Website Design2016-11-03T13:37:03+00:00

Website Design Process

A Web development process is a documented outline of the steps needed to be taken from start to finish in order to complete a typical Web design project. It divides and categorizes the work and then breaks these high-level sections into tasks and resources that can be used as a road map for each project.

PLANNING

The planning stage is arguably the most important, because what’s decided and mapped here sets the stage for the entire project. This is also the stage that requires client interaction and the accompanying attention to detail.

This includes client goals, target audience, detailed feature requests and as much relevant information as you can possibly gather. Even if the client has carefully planned his or her website, don’t be afraid to offer useful suggestions from your experience.
The project charter (or equivalent document) sums up the information that has been gathered and agreed upon in the previous point. These documents are typically concise and not overly technical, and they serve as a reference throughout the project.
This is a crucial element of the documentation and should include payment terms, project closure clauses, termination clauses, copyright ownership and timelines. Be careful to cover yourself with this document, but be concise and efficient.
Typical information to obtain and validate includes FTP host, username and password; control panel log-in information; database configuration; and any languages or frameworks currently installed.
Beyond determining any third-party media needs, identify where you may need to hire sub-contractors and any additional software you may personally require. Add all of these to the project’s budget, charging the client where necessary.

DESIGN

The design stage typically involves moving the information outlined in the planning stage further into reality. The main deliverables are a documented site structure and, more importantly, a visual representation. Upon completion of the design phase, the website should more or less have taken shape, but for the absence of the content and special features.

This is where the visual layout of the website begins to take shape. Using information gathered from the client in the planning phase, begin designing the layout using a wireframe. Pencil and paper are surprisingly helpful during this phase, although many tools are online to aid as well.
Designing mock-ups allows for relatively easy modification, it keeps the design elements organized in layers.
A cycle of reviewing, tweaking and approving the mock-ups often takes place until (ideally) both client and contractor are satisfied with the design. This is the easiest time to make changes, not after the design has been coded.

DEVELOPMENT

Development involves the bulk of the programming work, as well as loading content.

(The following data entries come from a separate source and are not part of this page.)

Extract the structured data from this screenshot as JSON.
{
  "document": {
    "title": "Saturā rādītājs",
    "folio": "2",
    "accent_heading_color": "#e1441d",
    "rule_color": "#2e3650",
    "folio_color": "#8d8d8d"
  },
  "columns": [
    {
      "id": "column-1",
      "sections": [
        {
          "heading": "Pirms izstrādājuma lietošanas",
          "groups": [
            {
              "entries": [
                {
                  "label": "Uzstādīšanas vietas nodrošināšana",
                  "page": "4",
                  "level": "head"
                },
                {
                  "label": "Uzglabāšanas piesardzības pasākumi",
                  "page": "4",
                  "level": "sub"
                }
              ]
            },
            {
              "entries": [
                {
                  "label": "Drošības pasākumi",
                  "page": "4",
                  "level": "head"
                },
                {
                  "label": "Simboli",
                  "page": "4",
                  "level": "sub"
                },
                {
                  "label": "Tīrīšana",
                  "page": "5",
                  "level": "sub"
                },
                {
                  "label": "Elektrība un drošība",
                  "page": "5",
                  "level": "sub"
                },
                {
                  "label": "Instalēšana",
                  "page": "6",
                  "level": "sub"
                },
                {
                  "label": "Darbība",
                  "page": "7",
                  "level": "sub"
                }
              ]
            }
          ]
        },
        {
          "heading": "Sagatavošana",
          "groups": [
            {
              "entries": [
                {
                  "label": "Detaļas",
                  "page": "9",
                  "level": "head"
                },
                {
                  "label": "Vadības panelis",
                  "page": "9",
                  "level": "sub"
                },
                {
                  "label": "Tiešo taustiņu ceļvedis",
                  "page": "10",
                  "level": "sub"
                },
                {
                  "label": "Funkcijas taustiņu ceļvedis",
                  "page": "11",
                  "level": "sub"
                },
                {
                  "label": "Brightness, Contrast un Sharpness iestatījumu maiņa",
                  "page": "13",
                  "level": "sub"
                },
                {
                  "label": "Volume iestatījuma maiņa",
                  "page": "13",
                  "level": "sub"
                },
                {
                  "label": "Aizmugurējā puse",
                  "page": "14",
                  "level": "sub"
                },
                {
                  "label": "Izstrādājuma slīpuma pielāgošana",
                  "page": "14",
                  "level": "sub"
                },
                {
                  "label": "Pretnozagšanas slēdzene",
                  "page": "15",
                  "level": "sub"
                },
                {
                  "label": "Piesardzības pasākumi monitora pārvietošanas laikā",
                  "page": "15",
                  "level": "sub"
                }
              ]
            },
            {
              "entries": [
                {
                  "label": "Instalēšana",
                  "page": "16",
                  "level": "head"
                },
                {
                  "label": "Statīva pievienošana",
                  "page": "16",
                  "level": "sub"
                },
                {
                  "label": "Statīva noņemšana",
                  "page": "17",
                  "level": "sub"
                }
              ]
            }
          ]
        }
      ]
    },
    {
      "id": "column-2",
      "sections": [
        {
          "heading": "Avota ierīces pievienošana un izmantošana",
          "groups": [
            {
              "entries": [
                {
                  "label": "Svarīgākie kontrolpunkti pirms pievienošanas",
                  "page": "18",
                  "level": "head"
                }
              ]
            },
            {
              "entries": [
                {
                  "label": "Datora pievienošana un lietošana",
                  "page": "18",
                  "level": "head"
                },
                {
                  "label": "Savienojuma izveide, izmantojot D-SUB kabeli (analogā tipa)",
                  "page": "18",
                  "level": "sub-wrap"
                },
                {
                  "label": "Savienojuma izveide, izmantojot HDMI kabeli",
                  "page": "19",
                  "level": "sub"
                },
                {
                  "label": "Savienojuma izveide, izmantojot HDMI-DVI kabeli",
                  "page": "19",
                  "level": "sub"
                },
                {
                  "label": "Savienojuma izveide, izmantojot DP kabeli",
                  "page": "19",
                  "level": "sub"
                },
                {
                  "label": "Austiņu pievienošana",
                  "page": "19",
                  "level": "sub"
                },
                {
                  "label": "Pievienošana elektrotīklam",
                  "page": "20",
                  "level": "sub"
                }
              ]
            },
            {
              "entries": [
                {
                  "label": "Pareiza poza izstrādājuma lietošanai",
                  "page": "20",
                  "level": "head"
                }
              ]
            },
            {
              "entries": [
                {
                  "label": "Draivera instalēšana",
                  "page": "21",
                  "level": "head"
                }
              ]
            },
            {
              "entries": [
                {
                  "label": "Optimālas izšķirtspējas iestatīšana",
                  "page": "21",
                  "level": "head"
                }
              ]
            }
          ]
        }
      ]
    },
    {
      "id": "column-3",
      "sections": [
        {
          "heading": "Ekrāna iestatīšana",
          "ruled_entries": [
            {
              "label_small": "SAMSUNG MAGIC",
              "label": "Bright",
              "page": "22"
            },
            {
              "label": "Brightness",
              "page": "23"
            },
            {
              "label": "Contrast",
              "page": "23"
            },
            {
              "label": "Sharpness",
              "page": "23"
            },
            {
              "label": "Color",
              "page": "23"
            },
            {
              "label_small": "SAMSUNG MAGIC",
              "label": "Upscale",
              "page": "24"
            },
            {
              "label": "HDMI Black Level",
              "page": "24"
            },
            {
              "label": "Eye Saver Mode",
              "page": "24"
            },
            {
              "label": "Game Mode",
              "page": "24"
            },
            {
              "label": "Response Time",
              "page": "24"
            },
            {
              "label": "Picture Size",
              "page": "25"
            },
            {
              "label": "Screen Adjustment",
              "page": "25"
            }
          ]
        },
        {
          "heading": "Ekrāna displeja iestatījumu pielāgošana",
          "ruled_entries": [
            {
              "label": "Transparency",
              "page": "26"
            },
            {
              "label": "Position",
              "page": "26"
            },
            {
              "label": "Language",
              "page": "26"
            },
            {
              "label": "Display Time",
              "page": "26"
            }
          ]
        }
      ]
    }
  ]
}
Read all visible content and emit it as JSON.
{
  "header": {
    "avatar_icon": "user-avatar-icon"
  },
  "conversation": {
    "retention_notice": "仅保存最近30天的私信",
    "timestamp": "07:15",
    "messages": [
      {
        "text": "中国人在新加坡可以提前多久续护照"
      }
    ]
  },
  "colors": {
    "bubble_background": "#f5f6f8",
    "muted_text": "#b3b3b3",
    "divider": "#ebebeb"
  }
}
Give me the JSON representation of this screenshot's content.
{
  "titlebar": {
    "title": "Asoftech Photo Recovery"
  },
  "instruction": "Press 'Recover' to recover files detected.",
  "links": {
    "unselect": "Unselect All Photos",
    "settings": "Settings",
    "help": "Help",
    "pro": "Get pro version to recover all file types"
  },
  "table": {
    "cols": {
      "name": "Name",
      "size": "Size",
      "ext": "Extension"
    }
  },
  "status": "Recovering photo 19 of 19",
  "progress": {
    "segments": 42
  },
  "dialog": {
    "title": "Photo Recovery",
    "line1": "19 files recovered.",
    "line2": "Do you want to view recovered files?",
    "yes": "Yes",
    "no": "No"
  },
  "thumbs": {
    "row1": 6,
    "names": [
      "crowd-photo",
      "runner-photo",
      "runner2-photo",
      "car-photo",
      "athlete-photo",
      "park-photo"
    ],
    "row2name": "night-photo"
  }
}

This is when unique requirements might force you to diverge from the process. Now is the time to implement the CMS framework and get the basic engine up and running. Doing this early ensures that the server can handle the installation and set-up smoothly.
Here’s where the fancy elements come into play. I like to take care of this before adding the static content because the website now provides a relatively clean and uncluttered workspace. We also like to get forms and validation up and running at this stage as well.
Time for the boring part: loading all of the content provided by the client or writer. Although mundane, even the simplest of pages demand tight typography and careful attention to detail.
This is a good time for a full website review. We walk through every single page created—everything from the home page to the submission confirmation page—and make sure everything is in working order and that we haven’t missed anything visually or functionally.